5 of the best Ferraris, ever
Ferrari, with its iconic prancing horse badge, is a globally recognised brand, desired by many but due to the hefty price ticket, owned by those with deep pockets. With many of the older models now collectors items, a used Ferrari can be a good investment. But to be honest, for those who own a Ferrari it’s not about the money or the depreciation or the investment, it’s simply the pleasure of having a Ferrari on their driveway.
So, if you had the chance, and the money, to buy a Ferrari, which model would you choose?
Here’s 4 of the best that we wouldn’t say no to.
Ferrari 250 GTO
Probably one of the most desired Ferraris in history, only 39 models of the 250 GTO were ever built. Not only was it an immense car on the road it was also a force to be contended with on the racetrack, clocking up wins at many races including Le Mans, Goodwood, tour de France and Targa Florio. Produced between 1962-1964 the car was sold for $18,500. Would be purchasers were personally vetted by Enzo Ferrari to check they were suitable owners. Amazingly by 1965 when the car was no longer racing, you could have picked one up for just $4,000! Nowadays you’ll be looking at $40 million plus and for a crème de la crème model you won’t get much change from $70 million – https://www.forbes.com/sites/rebeccalindland/2018/06/20/will-this-1962-ferrari-250-gto-be-the-most-valuable-car-ever-sold-at-auction/#358527fd7098
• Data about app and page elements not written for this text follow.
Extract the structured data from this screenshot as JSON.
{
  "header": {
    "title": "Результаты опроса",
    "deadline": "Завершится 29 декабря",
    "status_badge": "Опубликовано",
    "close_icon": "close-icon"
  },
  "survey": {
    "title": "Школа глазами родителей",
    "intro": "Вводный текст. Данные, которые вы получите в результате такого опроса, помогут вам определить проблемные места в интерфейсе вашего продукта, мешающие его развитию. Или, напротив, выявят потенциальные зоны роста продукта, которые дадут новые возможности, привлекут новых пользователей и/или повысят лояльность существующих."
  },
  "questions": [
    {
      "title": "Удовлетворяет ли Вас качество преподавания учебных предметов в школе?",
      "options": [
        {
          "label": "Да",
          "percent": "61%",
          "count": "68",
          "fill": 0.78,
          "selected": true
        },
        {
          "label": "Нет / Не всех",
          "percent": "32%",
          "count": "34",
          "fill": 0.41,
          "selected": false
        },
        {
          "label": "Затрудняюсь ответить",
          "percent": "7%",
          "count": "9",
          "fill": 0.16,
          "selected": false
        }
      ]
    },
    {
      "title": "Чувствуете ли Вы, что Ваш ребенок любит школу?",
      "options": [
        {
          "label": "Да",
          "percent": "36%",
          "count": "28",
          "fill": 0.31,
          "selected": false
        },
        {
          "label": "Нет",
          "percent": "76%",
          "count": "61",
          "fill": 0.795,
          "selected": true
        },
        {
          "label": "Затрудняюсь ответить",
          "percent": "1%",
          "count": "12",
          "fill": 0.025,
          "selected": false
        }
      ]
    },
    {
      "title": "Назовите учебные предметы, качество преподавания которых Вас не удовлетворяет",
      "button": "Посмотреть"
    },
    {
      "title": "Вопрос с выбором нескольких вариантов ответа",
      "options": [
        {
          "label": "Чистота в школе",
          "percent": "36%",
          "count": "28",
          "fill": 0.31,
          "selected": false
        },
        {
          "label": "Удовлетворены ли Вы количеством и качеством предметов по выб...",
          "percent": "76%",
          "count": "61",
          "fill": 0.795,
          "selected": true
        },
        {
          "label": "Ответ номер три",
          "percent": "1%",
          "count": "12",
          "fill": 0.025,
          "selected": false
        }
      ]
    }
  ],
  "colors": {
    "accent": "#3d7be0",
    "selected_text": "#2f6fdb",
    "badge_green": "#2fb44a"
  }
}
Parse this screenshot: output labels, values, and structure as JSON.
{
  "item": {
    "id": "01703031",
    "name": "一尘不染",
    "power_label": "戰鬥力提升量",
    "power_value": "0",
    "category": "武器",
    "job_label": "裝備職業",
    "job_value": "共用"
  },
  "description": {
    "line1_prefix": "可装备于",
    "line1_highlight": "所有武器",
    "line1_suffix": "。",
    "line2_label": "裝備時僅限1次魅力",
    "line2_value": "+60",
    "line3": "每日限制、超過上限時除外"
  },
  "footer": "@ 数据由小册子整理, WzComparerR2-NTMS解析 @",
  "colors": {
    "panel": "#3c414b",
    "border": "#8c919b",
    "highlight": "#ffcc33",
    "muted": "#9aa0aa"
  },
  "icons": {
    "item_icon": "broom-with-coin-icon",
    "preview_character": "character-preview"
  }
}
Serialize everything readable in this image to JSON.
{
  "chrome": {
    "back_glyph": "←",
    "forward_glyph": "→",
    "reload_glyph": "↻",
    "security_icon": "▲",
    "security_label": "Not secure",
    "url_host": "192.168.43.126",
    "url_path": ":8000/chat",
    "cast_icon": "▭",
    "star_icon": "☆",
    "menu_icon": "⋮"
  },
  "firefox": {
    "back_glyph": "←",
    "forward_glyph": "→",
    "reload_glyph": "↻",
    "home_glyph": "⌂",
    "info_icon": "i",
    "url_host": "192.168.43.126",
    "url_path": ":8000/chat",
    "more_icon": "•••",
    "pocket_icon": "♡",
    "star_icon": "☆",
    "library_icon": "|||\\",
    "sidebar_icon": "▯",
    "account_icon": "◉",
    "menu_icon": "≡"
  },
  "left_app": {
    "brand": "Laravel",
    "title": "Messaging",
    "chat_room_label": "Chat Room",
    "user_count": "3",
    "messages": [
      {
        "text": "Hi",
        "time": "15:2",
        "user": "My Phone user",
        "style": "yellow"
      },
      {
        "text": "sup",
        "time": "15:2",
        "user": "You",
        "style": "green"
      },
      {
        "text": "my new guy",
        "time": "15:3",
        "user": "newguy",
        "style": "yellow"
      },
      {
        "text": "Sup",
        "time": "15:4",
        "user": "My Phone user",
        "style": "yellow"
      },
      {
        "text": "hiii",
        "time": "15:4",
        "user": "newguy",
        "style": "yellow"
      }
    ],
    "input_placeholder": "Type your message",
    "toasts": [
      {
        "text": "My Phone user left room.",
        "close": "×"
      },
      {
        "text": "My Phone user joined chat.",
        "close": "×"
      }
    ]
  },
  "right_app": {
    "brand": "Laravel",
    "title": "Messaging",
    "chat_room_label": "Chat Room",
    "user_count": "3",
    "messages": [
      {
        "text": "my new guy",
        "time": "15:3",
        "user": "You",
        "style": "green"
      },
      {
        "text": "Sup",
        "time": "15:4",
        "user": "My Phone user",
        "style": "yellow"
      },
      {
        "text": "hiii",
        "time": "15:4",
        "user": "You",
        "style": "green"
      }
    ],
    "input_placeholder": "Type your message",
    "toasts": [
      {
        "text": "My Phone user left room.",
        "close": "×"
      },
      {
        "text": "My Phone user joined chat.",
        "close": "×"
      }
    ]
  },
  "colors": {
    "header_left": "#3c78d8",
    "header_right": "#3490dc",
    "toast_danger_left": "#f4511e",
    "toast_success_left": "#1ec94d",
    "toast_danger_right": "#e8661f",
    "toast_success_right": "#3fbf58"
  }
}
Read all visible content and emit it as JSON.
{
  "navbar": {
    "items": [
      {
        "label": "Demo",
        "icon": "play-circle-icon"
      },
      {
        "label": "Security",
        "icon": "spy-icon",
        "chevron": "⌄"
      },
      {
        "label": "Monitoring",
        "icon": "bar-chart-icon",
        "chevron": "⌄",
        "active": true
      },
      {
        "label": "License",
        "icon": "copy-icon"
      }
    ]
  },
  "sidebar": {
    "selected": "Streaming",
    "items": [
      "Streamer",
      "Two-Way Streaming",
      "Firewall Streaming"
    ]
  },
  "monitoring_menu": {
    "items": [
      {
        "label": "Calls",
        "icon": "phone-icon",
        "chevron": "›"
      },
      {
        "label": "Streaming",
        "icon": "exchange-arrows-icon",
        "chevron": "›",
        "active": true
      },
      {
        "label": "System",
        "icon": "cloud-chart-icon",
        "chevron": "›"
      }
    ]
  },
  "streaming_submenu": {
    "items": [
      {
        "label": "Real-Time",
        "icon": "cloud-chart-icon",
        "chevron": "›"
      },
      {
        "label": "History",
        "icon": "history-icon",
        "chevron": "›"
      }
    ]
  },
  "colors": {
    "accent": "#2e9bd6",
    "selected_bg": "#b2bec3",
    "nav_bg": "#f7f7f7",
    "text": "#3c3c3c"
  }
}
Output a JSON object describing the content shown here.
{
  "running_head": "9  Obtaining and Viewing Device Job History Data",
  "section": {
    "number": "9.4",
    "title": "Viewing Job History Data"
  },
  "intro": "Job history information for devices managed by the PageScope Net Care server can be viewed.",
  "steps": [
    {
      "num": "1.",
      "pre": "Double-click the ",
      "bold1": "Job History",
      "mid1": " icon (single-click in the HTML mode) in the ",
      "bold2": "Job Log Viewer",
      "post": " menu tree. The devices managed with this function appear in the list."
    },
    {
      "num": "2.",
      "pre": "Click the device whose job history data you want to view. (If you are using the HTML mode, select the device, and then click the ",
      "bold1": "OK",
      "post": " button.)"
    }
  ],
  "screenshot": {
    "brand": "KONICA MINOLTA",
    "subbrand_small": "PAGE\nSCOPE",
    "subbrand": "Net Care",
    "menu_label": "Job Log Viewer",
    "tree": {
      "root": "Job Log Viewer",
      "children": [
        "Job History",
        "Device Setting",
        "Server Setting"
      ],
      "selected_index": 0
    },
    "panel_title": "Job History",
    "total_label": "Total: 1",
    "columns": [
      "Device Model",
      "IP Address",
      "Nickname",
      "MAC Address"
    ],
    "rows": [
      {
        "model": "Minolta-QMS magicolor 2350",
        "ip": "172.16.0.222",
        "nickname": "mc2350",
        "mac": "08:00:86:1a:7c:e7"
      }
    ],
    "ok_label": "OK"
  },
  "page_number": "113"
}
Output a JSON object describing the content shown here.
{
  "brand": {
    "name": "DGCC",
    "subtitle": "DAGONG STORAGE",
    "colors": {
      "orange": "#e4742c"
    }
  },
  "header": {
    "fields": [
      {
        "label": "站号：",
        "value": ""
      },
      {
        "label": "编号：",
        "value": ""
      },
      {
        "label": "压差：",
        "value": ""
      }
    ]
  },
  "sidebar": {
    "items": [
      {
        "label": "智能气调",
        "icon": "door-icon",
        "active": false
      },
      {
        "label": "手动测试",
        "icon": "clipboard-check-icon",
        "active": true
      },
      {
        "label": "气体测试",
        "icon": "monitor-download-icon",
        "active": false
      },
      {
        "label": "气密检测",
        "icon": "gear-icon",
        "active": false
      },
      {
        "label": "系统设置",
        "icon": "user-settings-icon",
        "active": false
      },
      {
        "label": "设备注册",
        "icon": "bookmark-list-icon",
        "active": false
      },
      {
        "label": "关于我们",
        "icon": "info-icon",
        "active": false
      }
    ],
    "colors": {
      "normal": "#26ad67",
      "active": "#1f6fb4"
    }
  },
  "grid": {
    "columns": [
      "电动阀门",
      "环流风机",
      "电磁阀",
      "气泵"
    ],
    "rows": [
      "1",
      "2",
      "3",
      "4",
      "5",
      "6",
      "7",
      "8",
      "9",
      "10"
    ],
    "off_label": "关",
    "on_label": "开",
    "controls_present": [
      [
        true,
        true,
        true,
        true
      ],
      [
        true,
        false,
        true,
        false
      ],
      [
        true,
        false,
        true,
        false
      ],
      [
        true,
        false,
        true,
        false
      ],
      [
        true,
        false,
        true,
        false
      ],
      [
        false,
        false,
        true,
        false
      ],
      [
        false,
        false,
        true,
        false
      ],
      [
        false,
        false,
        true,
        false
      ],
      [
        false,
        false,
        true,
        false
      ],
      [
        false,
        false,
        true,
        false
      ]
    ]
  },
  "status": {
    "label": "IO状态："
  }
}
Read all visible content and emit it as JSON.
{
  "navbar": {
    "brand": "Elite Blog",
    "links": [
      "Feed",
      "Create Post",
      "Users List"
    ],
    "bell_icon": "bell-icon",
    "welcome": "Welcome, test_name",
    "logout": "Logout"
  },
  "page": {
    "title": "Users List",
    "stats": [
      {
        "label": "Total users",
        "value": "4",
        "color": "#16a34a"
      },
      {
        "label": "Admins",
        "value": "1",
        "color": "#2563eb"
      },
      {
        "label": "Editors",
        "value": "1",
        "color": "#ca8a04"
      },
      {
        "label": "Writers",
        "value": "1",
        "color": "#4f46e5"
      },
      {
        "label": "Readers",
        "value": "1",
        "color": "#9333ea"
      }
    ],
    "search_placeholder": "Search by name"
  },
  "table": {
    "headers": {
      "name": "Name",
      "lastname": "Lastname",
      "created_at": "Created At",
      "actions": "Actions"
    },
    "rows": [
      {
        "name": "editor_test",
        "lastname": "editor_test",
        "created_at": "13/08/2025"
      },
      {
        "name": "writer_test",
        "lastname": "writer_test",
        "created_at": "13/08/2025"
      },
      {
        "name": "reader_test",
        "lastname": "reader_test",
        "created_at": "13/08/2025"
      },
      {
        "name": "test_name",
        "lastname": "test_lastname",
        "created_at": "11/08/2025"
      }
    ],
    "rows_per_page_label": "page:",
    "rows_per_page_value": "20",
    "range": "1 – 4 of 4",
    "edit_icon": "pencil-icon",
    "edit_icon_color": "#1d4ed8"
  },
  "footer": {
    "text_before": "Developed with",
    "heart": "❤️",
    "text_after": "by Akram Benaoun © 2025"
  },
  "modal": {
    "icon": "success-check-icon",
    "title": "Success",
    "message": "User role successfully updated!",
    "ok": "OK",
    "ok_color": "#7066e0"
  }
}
Developed back in 2002, only 399 cars were made, with a price tag of $659.330. All of the cars were sold even before production had started. The 400th car was completed in 2003 and was given to the Vatican for charity. Later sold at auction in the US it fetched a handsome price of $1.1 million. The car was built using the latest technology from the world of Formula 1, had a 6L, V12 engine and has a top speed of 218mph. At the time it was understood that it was an important new model but today it is now realised just how important it was in shaping the future design for Ferrari.
The Testarossa hit the headlines when it was showcased at the 1984 Paris Auto Show. Over its years in production from 1984 to 1991, the model went through two revisions. Almost 10,000 models – including the two variations – came off of the production line, making it one of the most mass-produced Ferrari models. The design of the Testarossa was bold and unique, with a sleek front section and strakes spanning from doors to the rear fenders. It’s certainly an iconic symbol of the 1980’s and it’s appearance in the third to fifth seasons of Miami Vice certainly helped to turn this supercar into a cultural icon.
The F40 was designed to celebrate Ferrari’s 40th birthday and was launched in 1987. Sadly, it was the last car that Enzo Ferrari signed off after his death in 1988 – https://www.biography.com/people/enzo-ferrari-010816. The sole purpose of the F40 was about speed, before it left production Ferrari claimed it would have a top speed of over 200 mph. The body work was purposefully made from lightweight materials with the interior being stripped out, with the sole luxury being air-conditioning. Road tests never saw the F40 hit over 200mph but that didn’t affect sales, with over 1,300 cars produced.